Steve Alford, an Indiana high school and college basketball hero, has found patience the most difficult lesson of his first NBA season.
"The mental adjustment was difficult because I was playing almost all the time in college and high school," Alford said. "Now, for the first time in my career, I'm having to watch to learn. The neat thing is, it's at the ultimate level."
Alford was a former Mr. Basketball at New Castle High School and All-America at Indiana University. But entering his NBA homecoming, Alford had played in just nine of 22 games for the Mavericks. He has played only 92 minutes this season, making 8 of 26 shots and 8 of 9 free throws. Until playing the final minute of Dallas' game last Tuesday at Chicago, the 6-foot-2 guard had not played in six consecutive games.
"Just sitting on the bench has been a big adjustment," Alford said. "But it's not sitting on the bench at Indiana or New Castle. I'm sitting on the bench at the professional level. There's only 275 of us in the NBA. A lot of good players, a lot of great players, have had to sit. I've got a lot to learn but I'm going to do it."
Alford's family and many of his fans from New Castle were among the crowd at Market Square Arena to welcome the Hoosier home.
"The support I'm getting from my family and the city of New Castle has been a blessing," said Alford, who has been sustained by support from Indiana Coach Bob Knight and Sam Alford, Steve's father and high school coach.
"(Coach Knight) has been very supportive, as usual. He's told me a lot of things," Alford said. "He's said there are a lot of rookies who don't play immediately because very few veterans are average veterans. He and my father have both said I have to have patience. I know very few rookies play. Unless they're like Larry Bird, Magic Johnson or Michael Jordan, you're not going to get a lot of playing time."
Dallas Coach John MacLeod, an Indiana native himself, has been pleased with Alford's progress.
"He has made big progress since the beginning of camp," MacLeod said. "He's a very, very competitive player. He played some when Brad Davis was injured and he learned very quickly how much pressure would be put on him. He's learned a great deal from that.

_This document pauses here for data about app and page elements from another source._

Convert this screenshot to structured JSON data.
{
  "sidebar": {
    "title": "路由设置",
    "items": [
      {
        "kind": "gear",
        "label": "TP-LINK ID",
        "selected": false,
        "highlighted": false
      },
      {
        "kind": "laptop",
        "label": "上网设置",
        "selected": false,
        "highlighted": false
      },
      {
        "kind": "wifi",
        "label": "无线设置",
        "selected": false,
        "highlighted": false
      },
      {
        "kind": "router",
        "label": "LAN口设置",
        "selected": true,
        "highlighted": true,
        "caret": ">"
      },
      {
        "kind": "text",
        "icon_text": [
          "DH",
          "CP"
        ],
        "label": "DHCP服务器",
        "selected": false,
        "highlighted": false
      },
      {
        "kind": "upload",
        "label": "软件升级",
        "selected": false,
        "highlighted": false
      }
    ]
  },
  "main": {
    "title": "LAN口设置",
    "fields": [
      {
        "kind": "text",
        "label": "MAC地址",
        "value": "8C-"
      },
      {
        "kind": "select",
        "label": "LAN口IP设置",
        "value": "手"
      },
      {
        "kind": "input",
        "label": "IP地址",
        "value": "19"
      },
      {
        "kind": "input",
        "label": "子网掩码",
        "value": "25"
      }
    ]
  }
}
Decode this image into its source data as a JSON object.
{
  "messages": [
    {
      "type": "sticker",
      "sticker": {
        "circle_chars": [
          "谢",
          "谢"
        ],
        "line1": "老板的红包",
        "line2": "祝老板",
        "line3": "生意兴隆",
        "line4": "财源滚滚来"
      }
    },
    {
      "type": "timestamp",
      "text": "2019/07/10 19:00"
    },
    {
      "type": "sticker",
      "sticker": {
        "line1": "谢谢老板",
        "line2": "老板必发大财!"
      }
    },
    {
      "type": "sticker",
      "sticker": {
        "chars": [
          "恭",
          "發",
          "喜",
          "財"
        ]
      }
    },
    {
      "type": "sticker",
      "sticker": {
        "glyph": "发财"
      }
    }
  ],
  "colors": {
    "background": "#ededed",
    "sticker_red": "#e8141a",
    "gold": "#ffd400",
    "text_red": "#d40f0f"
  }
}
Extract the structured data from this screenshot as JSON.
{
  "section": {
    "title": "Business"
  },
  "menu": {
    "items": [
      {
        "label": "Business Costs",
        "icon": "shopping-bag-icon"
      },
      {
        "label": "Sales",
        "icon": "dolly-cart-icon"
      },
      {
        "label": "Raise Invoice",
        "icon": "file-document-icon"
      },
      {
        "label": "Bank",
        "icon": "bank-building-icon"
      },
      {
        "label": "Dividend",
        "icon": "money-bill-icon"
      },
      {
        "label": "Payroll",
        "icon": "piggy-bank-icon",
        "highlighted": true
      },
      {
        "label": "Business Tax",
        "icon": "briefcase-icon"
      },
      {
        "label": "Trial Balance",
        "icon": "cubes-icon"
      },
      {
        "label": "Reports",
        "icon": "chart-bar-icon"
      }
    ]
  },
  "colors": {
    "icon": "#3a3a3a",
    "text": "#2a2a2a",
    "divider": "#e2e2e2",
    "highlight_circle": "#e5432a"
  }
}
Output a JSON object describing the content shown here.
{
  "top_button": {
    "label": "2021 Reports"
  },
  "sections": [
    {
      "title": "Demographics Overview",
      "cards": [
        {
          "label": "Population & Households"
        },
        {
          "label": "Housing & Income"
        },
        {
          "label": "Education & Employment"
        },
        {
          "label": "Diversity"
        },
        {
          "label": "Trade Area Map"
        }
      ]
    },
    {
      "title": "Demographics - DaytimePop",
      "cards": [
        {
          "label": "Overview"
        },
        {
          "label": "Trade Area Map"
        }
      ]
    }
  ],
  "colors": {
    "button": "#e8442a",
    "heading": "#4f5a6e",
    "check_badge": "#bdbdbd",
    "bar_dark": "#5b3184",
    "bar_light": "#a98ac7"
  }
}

He's a tough competitor with great poise.
"He's not going to start now, but he will wind up being a very good player. The biggest thing will be to change his mental attitude. Under Bobby Knight, he was a finisher. Here, he has to think like a quarterback. He has to learn to handle the ball against quicker people. Next year, Steve will be a much, much better player."
Alford's entire perspective on the game has changed with the differences in college and NBA play.